A previously unnoticed mandate of the D.C. home rule charter could require the City Council to cut $17 million from the 1979 operating budget proposed by Major Walter E. Washington, The Washington Post learned yesterday.

The reduction in the $1.3 million operating budget would be neccessary because the $317 million federal payment assumed by the mayor is larger than the $300 million payment that exceeds the currently authorized level. There is legislation pending in Congress to raise that ceiling, but it is not expected to be approved before Dec. 15. That is when the Council expects to take final action on the budget for the fiscal year beginning Oct. 1, 1978.

Comer S. Coppie, the city's budget director, said that approval by the Council of a budget that included a U.S. payment of more than $300 million "certainly raises legal questions; whether or not its illegal is a judgement."

Coppie said the problem, which he termed more technical than serious, would require the city to reduce its originally submitted budget expenditures by $17 million and to seek restoration of those funds later. That request would have to come at some point after legislation increasing the federal payment is approved in Congress, he said.

Coppie could not say yesterday what programs might be curtailed in order to make way for the $17 million reduction. Major Washington, interviewed briefly as he left the meeting, said that they office would recommend spending reductions to the Council within the next several days.

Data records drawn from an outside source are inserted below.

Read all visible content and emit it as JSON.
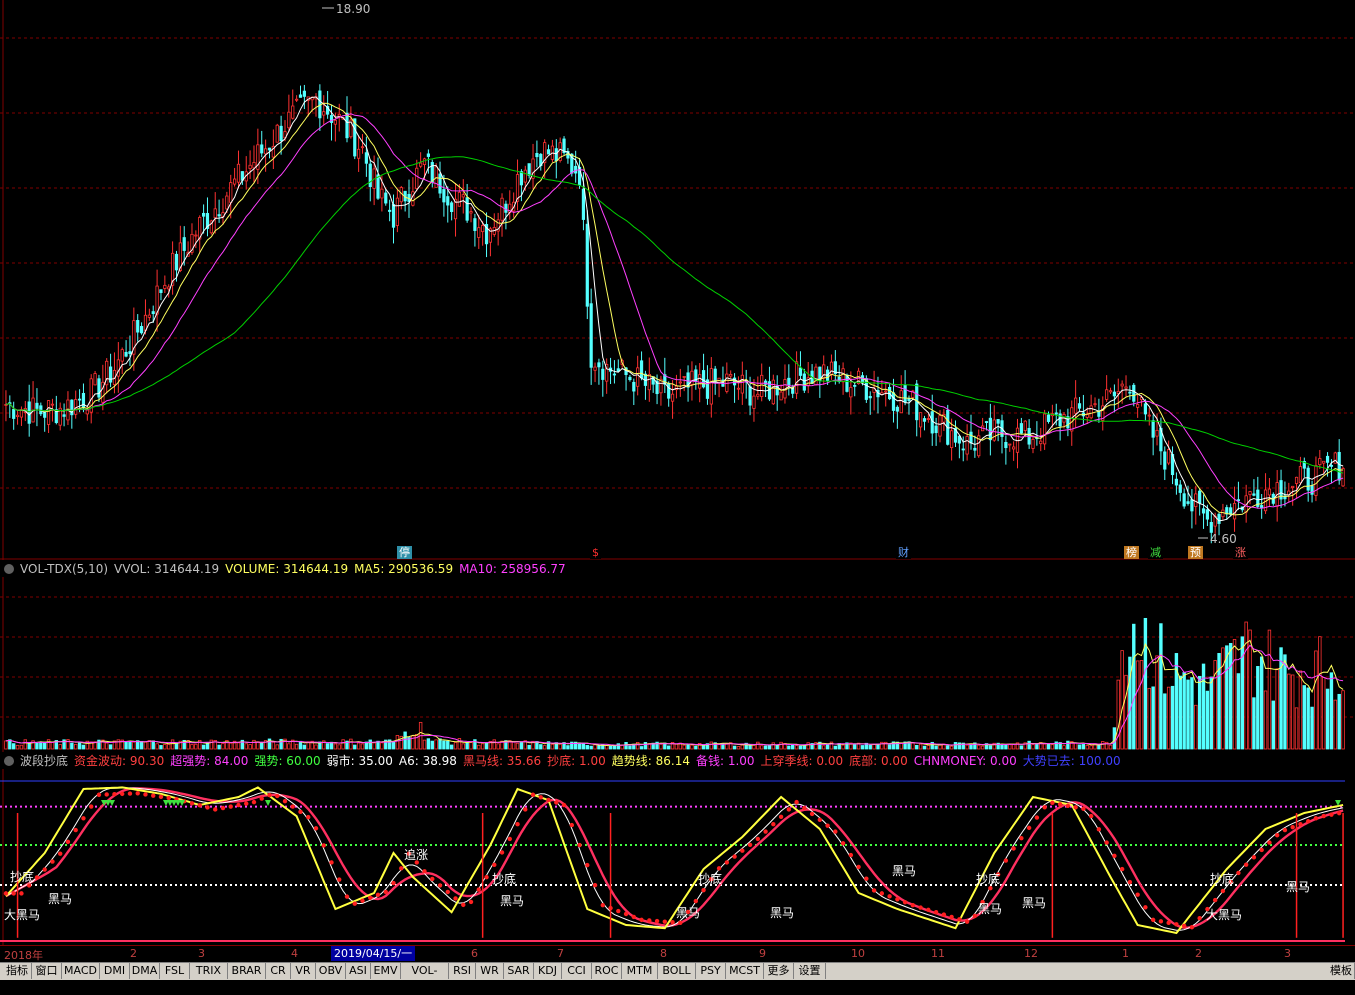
{
  "price_panel": {
    "high_label": "18.90",
    "low_label": "4.60",
    "markers": [
      {
        "text": "停",
        "bg": "#2e8fa8",
        "fg": "#ffffff"
      },
      {
        "text": "$",
        "bg": "#000000",
        "fg": "#ff3030"
      },
      {
        "text": "财",
        "bg": "#000000",
        "fg": "#60a0ff"
      },
      {
        "text": "榜",
        "bg": "#c07820",
        "fg": "#ffffff"
      },
      {
        "text": "减",
        "bg": "#000000",
        "fg": "#40e040"
      },
      {
        "text": "预",
        "bg": "#c07820",
        "fg": "#ffffff"
      },
      {
        "text": "涨",
        "bg": "#000000",
        "fg": "#ff6060"
      }
    ]
  },
  "volume_header": {
    "name": "VOL-TDX(5,10)",
    "items": [
      {
        "text": "VVOL: 314644.19",
        "color": "#c0c0c0"
      },
      {
        "text": "VOLUME: 314644.19",
        "color": "#ffff60"
      },
      {
        "text": "MA5: 290536.59",
        "color": "#ffff60"
      },
      {
        "text": "MA10: 258956.77",
        "color": "#ff40ff"
      }
    ]
  },
  "indicator_header": {
    "name": "波段抄底",
    "items": [
      {
        "text": "资金波动: 90.30",
        "color": "#ff4040"
      },
      {
        "text": "超强势: 84.00",
        "color": "#ff40ff"
      },
      {
        "text": "强势: 60.00",
        "color": "#40ff40"
      },
      {
        "text": "弱市: 35.00",
        "color": "#ffffff"
      },
      {
        "text": "A6: 38.98",
        "color": "#ffffff"
      },
      {
        "text": "黑马线: 35.66",
        "color": "#ff4040"
      },
      {
        "text": "抄底: 1.00",
        "color": "#ff4040"
      },
      {
        "text": "趋势线: 86.14",
        "color": "#ffff60"
      },
      {
        "text": "备钱: 1.00",
        "color": "#ff40ff"
      },
      {
        "text": "上穿季线: 0.00",
        "color": "#ff4040"
      },
      {
        "text": "底部: 0.00",
        "color": "#ff4040"
      },
      {
        "text": "CHNMONEY: 0.00",
        "color": "#ff40ff"
      },
      {
        "text": "大势已去: 100.00",
        "color": "#4040ff"
      }
    ],
    "signal_labels": [
      {
        "text": "抄底",
        "color": "#ffffff"
      },
      {
        "text": "黑马",
        "color": "#ffffff"
      },
      {
        "text": "大黑马",
        "color": "#ffffff"
      },
      {
        "text": "追涨",
        "color": "#ffffff"
      }
    ]
  },
  "date_bar": {
    "labels": [
      "2018年",
      "2",
      "3",
      "4",
      "5",
      "6",
      "7",
      "8",
      "9",
      "10",
      "11",
      "12",
      "1",
      "2",
      "3"
    ],
    "selected": "2019/04/15/一"
  },
  "tabs": [
    "指标",
    "窗口",
    "MACD",
    "DMI",
    "DMA",
    "FSL",
    "TRIX",
    "BRAR",
    "CR",
    "VR",
    "OBV",
    "ASI",
    "EMV",
    "VOL-TDX",
    "RSI",
    "WR",
    "SAR",
    "KDJ",
    "CCI",
    "ROC",
    "MTM",
    "BOLL",
    "PSY",
    "MCST",
    "更多",
    "设置",
    "模板"
  ],
  "colors": {
    "up": "#ff3232",
    "down": "#54ffff",
    "ma5": "#ffffff",
    "ma10": "#ffff60",
    "ma20": "#ff40ff",
    "ma60": "#00d000",
    "grid": "#800000"
  },
  "chart_data": [
    {
      "type": "candlestick",
      "title": "",
      "x": [
        "2018-01",
        "2018-02",
        "2018-03",
        "2018-04",
        "2018-05",
        "2018-06",
        "2018-07",
        "2018-08",
        "2018-09",
        "2018-10",
        "2018-11",
        "2018-12",
        "2019-01",
        "2019-02",
        "2019-03"
      ],
      "close_path": [
        [
          0,
          8.2
        ],
        [
          8,
          8.0
        ],
        [
          15,
          8.1
        ],
        [
          22,
          8.5
        ],
        [
          28,
          9.2
        ],
        [
          35,
          10.4
        ],
        [
          42,
          11.8
        ],
        [
          50,
          13.1
        ],
        [
          57,
          14.0
        ],
        [
          64,
          14.9
        ],
        [
          72,
          15.9
        ],
        [
          80,
          16.6
        ],
        [
          86,
          16.0
        ],
        [
          92,
          15.2
        ],
        [
          96,
          13.9
        ],
        [
          100,
          13.4
        ],
        [
          104,
          14.2
        ],
        [
          108,
          14.8
        ],
        [
          112,
          14.3
        ],
        [
          116,
          13.8
        ],
        [
          120,
          13.5
        ],
        [
          124,
          13.0
        ],
        [
          128,
          13.6
        ],
        [
          133,
          14.6
        ],
        [
          138,
          15.2
        ],
        [
          143,
          15.0
        ],
        [
          148,
          14.6
        ],
        [
          151,
          9.6
        ],
        [
          155,
          9.2
        ],
        [
          162,
          8.9
        ],
        [
          170,
          8.4
        ],
        [
          178,
          8.7
        ],
        [
          186,
          8.8
        ],
        [
          194,
          8.5
        ],
        [
          202,
          8.9
        ],
        [
          210,
          9.1
        ],
        [
          218,
          8.8
        ],
        [
          226,
          8.6
        ],
        [
          234,
          8.2
        ],
        [
          242,
          7.6
        ],
        [
          248,
          7.1
        ],
        [
          256,
          7.4
        ],
        [
          264,
          7.3
        ],
        [
          272,
          7.8
        ],
        [
          280,
          8.1
        ],
        [
          286,
          8.4
        ],
        [
          290,
          8.9
        ],
        [
          294,
          7.7
        ],
        [
          300,
          6.6
        ],
        [
          306,
          5.4
        ],
        [
          310,
          5.0
        ],
        [
          314,
          5.3
        ],
        [
          320,
          5.6
        ],
        [
          326,
          5.9
        ],
        [
          332,
          6.0
        ],
        [
          338,
          6.2
        ],
        [
          345,
          6.6
        ]
      ],
      "n_days": 346,
      "price_range": [
        4.6,
        18.9
      ],
      "high": 18.9,
      "low": 4.6,
      "ma_periods": [
        5,
        10,
        20,
        60
      ]
    },
    {
      "type": "bar",
      "title": "VOL-TDX(5,10)",
      "values_summary": {
        "VVOL": 314644.19,
        "VOLUME": 314644.19,
        "MA5": 290536.59,
        "MA10": 258956.77
      },
      "ylim": [
        0,
        620000
      ],
      "volume_path": [
        [
          0,
          25000
        ],
        [
          100,
          28000
        ],
        [
          106,
          95000
        ],
        [
          110,
          30000
        ],
        [
          150,
          18000
        ],
        [
          250,
          20000
        ],
        [
          285,
          22000
        ],
        [
          289,
          530000
        ],
        [
          300,
          300000
        ],
        [
          310,
          250000
        ],
        [
          320,
          380000
        ],
        [
          330,
          300000
        ],
        [
          345,
          314644
        ]
      ]
    },
    {
      "type": "line",
      "title": "波段抄底",
      "ylim": [
        0,
        105
      ],
      "levels": {
        "超强势": 84.0,
        "强势": 60.0,
        "弱市": 35.0,
        "大势已去": 100.0
      },
      "trend_path": [
        [
          0,
          28
        ],
        [
          10,
          55
        ],
        [
          20,
          95
        ],
        [
          30,
          96
        ],
        [
          40,
          92
        ],
        [
          50,
          85
        ],
        [
          60,
          90
        ],
        [
          65,
          96
        ],
        [
          75,
          78
        ],
        [
          85,
          20
        ],
        [
          95,
          30
        ],
        [
          100,
          55
        ],
        [
          105,
          40
        ],
        [
          115,
          18
        ],
        [
          125,
          60
        ],
        [
          132,
          95
        ],
        [
          140,
          88
        ],
        [
          150,
          20
        ],
        [
          160,
          10
        ],
        [
          170,
          8
        ],
        [
          180,
          45
        ],
        [
          190,
          65
        ],
        [
          200,
          90
        ],
        [
          210,
          70
        ],
        [
          220,
          30
        ],
        [
          230,
          20
        ],
        [
          245,
          8
        ],
        [
          255,
          55
        ],
        [
          265,
          90
        ],
        [
          275,
          85
        ],
        [
          285,
          40
        ],
        [
          292,
          10
        ],
        [
          302,
          5
        ],
        [
          315,
          45
        ],
        [
          325,
          70
        ],
        [
          335,
          80
        ],
        [
          345,
          85
        ]
      ]
    }
  ]
}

Yesterday's disclosure was the subject of an hour-long closed door afternoon meeting in the office of City Council Chairman Sterling Tucker, that incuded the major, some of the city's top legal officials several members of the Council. Tucker refused to discuss details of the meeting.

Several Council members already were looking skeptically at the unprecendented $317 million figure and calling it a "soft" forecast. In addition, the city is expected to face steep uphill fight, in Congress for such an appropriation because key congressional leaders have serious doubts about the efficiency of D.C. city government.

The payment is the federal government's annual allocation to the city to compensate for revenues that the District loses because of tax exemption of federal property in the city and the additional municipal costs incurred from being the nation's capital.

Although the current authorization, as set in the home rule charter, is $300 million, the city never has received that amount. A House-Senate conference committee still is trying to resolve the 1978 payment level. The House has recommended $295 million while the Senate has recommended $276 million. The city had requested the full $300 million.

Coppie said yesterday that his inclusion in the major's budget of a $317 million figure was based on a recommendation by the White House that it would support that figures as a new authorization level and was the proper procedure to follow.